The size will ultimately depend on what you wish to have inside the gazebo. It is best to ensure that everything you want to include will fit inside before construction begins and if you plan on placing a large object inside (such as a spa), make sure it will fit between the posts before the construction is complete. Large gazebos may require council approval.
Because the tropical resort-style backyard is so popular today, thatching is one of the most often-used roofing materials. Weatherproof and with amazing insulating properties, it will keep you cool during the hottest summer day.
A pergola is a permanent structure attached to the side or rear of the house. Whether of timber or metal construction, it can be topped with a variety of materials to provide shade and protection from the elements.
One choice is a sturdy, heat-resistant translucent panelling such as polycarbonate; another is to install an operable louver roofing system. For solid roofing, you could use the same tiles as your house.
Another choice is to cover the overhead beams of the pergola with a natural shade material such as Natureed from House of Bamboo. This will help keep the sun at bay while providing a lovely filtered light. Natureed can also be placed over or under an existing polycarbonate roof to soften the look and add a touch of natural charm to your outdoor setting.
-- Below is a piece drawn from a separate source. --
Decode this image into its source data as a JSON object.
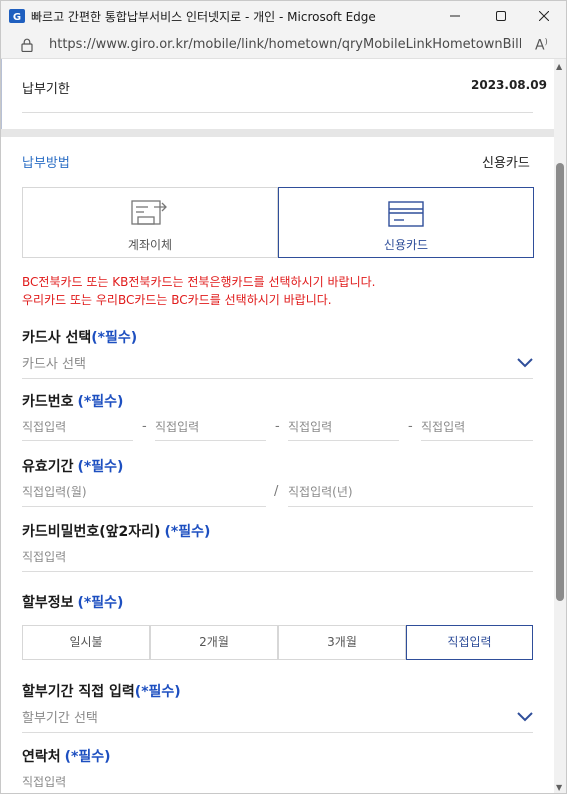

Or if you really want the au naturel look, train climbing vines to grow over the roof beams.
• If you intend on dining under your shade structure it is advisable to set up your shade area close to your kitchen to avoid long trips with heavy plates.
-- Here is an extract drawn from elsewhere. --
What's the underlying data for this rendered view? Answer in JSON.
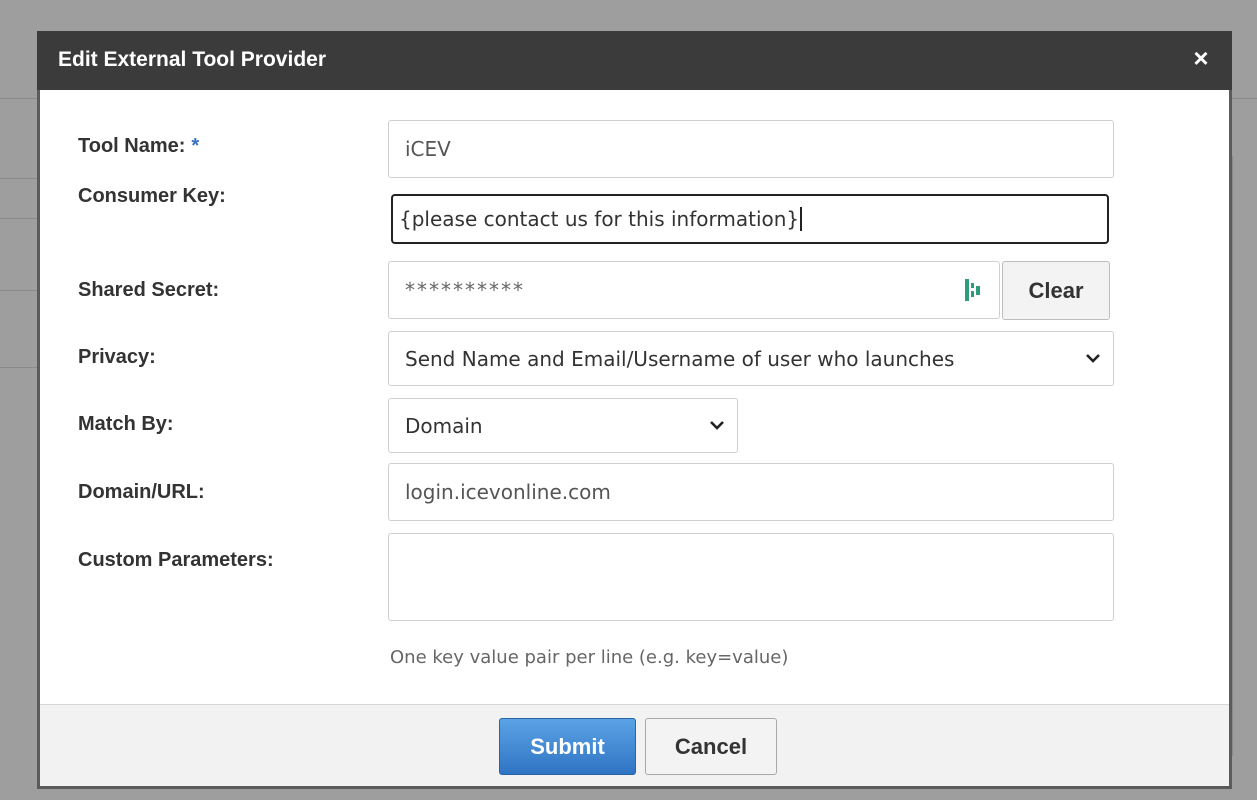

• Before you select the size of shade you will need, place all of the items, such as tables and chairs, where they would usually sit and then measure the area. It is better to have too much shade than too little.
• If you choose an umbrella as your shade, make sure it is adequately fastened. A heavy umbrella being thrown around in the wind can be very dangerous.
• If shelter from early morning or late afternoon sun will be required, make sure you choose a shade structure that can be tilted; otherwise the sun will sneak in the side.
• If you are choosing an umbrella, make sure it is not too heavy or cumbersome to manoeuvre. If it is too much effort it won’t be used as much.
• When selecting shadecloth, make sure it has adequate UV protection; different colour shadecloths have different levels of protection.